What the task asks: Out of the entries that follow, copy each line containing "icon".

[Element data from apps and pages]
******************************
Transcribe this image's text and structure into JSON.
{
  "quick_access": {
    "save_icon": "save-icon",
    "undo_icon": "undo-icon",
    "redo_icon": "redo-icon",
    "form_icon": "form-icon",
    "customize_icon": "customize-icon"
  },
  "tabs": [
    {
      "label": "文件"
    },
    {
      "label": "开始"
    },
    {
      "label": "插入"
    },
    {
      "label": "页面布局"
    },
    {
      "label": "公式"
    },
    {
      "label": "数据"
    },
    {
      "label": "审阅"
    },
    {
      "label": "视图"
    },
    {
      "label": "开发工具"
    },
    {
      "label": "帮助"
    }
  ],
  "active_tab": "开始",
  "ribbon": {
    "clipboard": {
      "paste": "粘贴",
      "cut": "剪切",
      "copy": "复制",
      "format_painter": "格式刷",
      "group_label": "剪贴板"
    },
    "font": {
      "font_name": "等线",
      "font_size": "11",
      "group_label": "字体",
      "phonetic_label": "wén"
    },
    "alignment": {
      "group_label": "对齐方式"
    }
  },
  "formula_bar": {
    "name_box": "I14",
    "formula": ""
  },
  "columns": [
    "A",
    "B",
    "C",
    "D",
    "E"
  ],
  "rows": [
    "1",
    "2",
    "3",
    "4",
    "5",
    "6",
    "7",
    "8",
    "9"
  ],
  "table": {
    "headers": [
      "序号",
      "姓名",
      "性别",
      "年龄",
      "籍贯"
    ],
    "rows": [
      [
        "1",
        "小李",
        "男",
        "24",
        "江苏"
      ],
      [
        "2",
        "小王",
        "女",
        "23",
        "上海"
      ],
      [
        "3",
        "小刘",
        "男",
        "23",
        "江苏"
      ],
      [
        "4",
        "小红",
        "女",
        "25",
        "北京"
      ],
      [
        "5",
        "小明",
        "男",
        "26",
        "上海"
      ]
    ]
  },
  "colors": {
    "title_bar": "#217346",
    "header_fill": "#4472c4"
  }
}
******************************
Response box:
    "save_icon": "save-icon",
    "undo_icon": "undo-icon",
    "redo_icon": "redo-icon",
    "form_icon": "form-icon",
    "customize_icon": "customize-icon"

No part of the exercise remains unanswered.